Work to complete:
Search the data below for "EditContactWindow"; list each line that holds it.

Records from a data collection
----
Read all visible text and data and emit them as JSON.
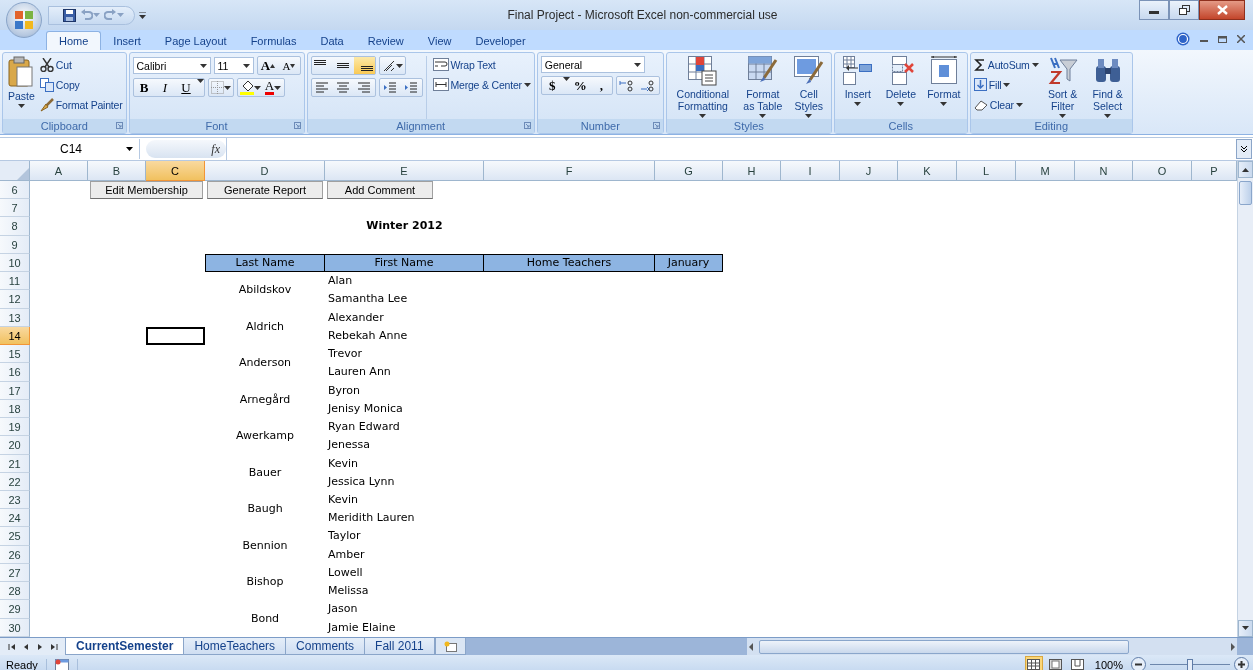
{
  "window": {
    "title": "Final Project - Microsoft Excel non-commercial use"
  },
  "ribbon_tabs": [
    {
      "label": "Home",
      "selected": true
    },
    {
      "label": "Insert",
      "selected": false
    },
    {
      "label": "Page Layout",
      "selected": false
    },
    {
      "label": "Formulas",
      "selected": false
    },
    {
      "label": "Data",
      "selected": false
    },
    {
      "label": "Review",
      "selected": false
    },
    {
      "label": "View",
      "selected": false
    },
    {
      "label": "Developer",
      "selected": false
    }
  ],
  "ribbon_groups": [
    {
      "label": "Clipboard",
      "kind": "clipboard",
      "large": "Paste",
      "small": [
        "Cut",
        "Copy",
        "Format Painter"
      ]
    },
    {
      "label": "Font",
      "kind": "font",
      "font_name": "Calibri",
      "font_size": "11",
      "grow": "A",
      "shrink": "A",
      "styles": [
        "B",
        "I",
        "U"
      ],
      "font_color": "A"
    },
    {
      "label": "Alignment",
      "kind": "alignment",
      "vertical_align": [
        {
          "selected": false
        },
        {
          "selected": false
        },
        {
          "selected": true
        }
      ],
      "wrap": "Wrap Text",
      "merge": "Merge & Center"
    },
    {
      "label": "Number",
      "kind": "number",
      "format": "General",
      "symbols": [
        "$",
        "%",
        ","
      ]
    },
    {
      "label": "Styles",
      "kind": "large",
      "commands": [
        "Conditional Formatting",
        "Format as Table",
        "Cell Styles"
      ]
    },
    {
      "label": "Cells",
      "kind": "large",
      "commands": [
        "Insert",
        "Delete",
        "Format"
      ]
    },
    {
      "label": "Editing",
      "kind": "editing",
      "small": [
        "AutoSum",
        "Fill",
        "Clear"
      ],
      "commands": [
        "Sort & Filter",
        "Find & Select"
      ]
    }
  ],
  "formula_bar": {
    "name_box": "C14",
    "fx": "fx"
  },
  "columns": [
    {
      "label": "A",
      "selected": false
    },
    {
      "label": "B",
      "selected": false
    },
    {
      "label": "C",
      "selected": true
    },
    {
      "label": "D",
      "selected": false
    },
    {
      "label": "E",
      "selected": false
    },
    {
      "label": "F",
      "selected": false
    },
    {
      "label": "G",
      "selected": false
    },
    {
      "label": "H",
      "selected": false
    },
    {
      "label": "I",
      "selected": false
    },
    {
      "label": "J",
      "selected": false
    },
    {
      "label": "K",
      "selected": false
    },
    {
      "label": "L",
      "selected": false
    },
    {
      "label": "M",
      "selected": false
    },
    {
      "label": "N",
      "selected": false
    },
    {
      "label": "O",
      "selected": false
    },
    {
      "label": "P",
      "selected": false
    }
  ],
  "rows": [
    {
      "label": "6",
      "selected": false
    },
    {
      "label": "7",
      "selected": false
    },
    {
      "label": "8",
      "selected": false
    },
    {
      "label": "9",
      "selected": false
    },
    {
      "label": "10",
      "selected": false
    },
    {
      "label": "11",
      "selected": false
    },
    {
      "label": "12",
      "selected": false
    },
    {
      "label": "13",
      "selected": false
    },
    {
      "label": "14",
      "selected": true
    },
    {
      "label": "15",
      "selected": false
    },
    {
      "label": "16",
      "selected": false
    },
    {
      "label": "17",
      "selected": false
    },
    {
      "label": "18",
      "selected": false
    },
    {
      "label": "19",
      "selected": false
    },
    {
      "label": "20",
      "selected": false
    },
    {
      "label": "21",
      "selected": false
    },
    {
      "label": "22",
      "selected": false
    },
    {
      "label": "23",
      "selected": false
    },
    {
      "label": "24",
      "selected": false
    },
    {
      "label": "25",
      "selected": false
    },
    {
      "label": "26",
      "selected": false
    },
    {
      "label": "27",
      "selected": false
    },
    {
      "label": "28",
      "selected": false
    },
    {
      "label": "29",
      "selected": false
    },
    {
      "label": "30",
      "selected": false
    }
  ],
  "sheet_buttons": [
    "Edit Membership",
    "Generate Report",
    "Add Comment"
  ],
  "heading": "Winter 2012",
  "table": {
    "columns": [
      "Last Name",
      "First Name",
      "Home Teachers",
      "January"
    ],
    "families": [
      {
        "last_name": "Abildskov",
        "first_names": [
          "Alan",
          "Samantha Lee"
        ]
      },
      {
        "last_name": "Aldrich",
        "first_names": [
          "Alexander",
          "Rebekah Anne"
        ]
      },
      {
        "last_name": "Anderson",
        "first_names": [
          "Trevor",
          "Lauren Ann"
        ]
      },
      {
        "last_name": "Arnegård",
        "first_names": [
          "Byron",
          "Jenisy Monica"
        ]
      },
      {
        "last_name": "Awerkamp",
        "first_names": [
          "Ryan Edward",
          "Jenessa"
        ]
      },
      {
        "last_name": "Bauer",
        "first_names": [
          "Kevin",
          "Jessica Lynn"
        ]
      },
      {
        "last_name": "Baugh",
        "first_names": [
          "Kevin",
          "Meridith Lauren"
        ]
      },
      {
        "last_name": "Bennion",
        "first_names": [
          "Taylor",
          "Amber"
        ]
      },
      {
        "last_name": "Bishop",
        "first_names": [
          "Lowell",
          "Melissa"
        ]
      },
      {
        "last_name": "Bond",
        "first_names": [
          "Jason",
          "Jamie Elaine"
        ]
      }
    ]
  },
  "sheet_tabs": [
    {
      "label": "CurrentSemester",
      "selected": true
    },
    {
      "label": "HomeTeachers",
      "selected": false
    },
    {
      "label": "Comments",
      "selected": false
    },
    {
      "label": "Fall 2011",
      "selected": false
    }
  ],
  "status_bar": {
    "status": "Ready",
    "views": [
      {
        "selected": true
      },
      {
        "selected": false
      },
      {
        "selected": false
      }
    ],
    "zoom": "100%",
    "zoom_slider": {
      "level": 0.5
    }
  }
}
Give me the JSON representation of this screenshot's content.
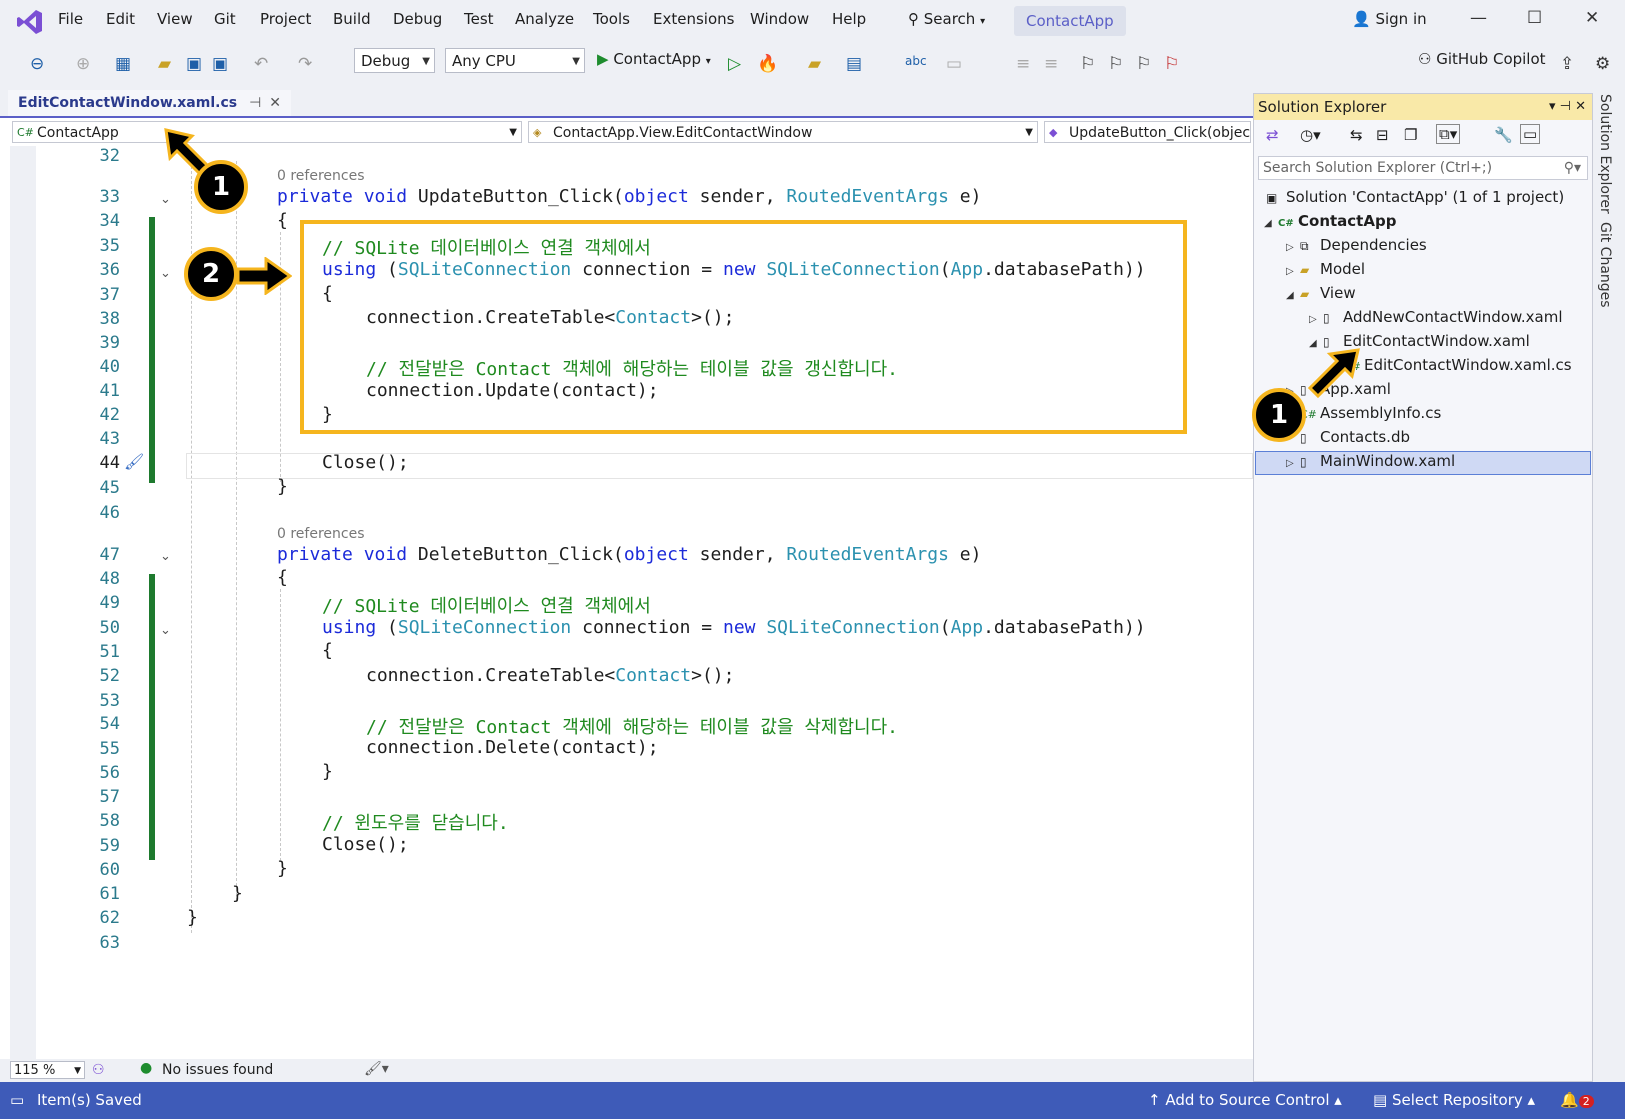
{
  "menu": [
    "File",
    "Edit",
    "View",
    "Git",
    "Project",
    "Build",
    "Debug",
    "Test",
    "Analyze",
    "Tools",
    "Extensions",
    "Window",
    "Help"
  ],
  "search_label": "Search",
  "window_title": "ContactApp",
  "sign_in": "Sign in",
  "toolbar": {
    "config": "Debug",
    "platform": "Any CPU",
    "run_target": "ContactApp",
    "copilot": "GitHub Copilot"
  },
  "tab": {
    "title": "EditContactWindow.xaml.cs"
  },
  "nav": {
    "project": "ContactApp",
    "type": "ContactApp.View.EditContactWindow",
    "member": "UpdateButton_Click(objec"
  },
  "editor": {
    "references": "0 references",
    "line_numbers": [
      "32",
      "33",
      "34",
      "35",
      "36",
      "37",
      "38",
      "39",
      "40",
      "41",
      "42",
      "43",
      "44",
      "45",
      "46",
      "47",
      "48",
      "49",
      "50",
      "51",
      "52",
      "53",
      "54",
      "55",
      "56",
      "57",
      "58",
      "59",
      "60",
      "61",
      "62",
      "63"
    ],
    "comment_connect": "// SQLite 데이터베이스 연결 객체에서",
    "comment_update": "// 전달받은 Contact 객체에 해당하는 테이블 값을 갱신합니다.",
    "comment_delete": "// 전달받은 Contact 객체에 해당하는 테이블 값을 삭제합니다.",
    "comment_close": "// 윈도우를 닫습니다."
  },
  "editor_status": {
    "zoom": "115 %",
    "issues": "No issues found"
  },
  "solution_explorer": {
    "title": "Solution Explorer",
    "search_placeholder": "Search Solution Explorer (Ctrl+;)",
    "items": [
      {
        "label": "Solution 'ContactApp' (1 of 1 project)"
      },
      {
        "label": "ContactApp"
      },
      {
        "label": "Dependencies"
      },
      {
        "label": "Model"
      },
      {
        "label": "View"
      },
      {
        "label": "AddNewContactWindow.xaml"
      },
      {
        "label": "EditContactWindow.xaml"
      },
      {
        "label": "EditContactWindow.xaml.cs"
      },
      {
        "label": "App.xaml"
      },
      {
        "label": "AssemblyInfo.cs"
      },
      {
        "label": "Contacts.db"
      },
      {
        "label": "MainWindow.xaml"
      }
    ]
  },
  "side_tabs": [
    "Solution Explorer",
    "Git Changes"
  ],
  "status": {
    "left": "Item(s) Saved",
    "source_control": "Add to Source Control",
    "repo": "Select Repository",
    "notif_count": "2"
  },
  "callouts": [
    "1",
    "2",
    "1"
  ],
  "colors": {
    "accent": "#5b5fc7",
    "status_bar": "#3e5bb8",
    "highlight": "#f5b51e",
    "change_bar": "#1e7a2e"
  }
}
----
Task response:
    "title": "EditContactWindow.xaml.cs"
    "type": "ContactApp.View.EditContactWindow",
        "label": "EditContactWindow.xaml"
        "label": "EditContactWindow.xaml.cs"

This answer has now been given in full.